> Records supplied
◆ ◆ ◆
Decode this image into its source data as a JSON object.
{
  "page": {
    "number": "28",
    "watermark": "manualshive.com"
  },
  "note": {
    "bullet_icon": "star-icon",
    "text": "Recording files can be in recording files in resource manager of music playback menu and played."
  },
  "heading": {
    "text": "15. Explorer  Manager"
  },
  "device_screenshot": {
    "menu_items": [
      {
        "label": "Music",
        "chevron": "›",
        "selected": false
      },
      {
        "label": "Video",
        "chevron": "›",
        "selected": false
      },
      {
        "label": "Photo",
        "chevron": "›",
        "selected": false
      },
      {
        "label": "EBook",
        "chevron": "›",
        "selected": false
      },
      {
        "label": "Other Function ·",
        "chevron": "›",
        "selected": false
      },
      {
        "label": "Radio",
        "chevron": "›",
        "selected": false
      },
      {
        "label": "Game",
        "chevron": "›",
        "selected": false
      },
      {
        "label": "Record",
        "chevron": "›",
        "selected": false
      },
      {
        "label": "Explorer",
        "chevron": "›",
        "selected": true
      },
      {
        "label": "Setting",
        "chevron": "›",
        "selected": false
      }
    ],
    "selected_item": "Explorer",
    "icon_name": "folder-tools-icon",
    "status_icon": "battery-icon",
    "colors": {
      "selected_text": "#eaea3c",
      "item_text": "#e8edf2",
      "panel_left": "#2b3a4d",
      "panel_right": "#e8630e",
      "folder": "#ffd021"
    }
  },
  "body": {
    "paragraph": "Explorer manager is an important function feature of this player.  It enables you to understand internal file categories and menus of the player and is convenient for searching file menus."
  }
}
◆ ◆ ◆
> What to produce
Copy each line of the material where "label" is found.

> Solution to the problem
        "label": "Music",
        "label": "Video",
        "label": "Photo",
        "label": "EBook",
        "label": "Other Function ·",
        "label": "Radio",
        "label": "Game",
        "label": "Record",
        "label": "Explorer",
        "label": "Setting",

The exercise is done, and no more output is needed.